Website and app data records:

____

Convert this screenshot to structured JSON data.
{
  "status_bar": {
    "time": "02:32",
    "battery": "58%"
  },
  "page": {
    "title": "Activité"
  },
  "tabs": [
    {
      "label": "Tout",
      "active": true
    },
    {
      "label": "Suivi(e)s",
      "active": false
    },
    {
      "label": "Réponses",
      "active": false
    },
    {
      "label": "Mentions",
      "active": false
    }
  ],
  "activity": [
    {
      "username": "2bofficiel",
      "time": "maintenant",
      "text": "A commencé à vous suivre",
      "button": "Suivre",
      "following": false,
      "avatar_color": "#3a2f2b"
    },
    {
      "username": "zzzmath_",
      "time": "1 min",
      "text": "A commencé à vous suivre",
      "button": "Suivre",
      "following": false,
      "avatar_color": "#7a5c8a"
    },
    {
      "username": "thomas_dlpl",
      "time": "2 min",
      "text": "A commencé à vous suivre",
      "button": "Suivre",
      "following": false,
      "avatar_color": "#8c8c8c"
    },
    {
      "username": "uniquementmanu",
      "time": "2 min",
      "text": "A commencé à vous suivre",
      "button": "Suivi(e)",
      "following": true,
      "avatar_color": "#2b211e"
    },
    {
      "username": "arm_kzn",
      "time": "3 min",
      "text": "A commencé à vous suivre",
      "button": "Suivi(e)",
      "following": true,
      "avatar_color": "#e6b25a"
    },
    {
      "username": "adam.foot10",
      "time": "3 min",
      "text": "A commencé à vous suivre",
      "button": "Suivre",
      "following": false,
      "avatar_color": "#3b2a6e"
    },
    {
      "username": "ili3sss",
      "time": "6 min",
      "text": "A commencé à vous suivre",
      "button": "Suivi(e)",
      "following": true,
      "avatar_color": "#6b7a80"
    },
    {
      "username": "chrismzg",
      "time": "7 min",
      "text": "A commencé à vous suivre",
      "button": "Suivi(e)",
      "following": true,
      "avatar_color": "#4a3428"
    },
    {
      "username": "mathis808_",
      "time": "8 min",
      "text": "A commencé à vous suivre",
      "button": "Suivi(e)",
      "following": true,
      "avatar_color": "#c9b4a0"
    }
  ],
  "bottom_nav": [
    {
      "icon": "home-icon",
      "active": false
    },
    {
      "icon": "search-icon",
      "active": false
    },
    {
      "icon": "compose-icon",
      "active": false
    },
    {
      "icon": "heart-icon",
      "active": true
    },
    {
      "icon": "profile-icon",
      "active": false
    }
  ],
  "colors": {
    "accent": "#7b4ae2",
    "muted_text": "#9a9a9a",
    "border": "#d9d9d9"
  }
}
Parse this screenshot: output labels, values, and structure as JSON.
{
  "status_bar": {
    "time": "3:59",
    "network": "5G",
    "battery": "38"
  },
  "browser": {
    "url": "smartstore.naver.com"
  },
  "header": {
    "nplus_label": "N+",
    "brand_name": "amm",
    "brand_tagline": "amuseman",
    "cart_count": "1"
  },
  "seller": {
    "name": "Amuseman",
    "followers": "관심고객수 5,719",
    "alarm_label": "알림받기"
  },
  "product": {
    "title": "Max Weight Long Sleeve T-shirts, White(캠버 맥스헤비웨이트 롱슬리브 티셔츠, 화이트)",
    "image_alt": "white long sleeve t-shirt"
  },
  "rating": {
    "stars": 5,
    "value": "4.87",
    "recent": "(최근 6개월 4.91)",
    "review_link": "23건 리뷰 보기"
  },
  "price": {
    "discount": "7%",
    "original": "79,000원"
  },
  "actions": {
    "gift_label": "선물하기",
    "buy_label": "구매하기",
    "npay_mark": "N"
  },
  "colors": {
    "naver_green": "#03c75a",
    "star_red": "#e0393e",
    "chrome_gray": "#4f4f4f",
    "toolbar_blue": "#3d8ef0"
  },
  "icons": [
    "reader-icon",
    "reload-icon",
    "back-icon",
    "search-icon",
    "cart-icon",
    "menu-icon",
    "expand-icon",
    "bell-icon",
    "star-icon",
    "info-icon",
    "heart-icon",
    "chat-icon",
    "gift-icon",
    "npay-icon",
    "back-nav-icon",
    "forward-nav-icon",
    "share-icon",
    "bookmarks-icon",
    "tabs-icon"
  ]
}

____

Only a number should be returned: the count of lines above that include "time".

* WRITTEN REPLY
11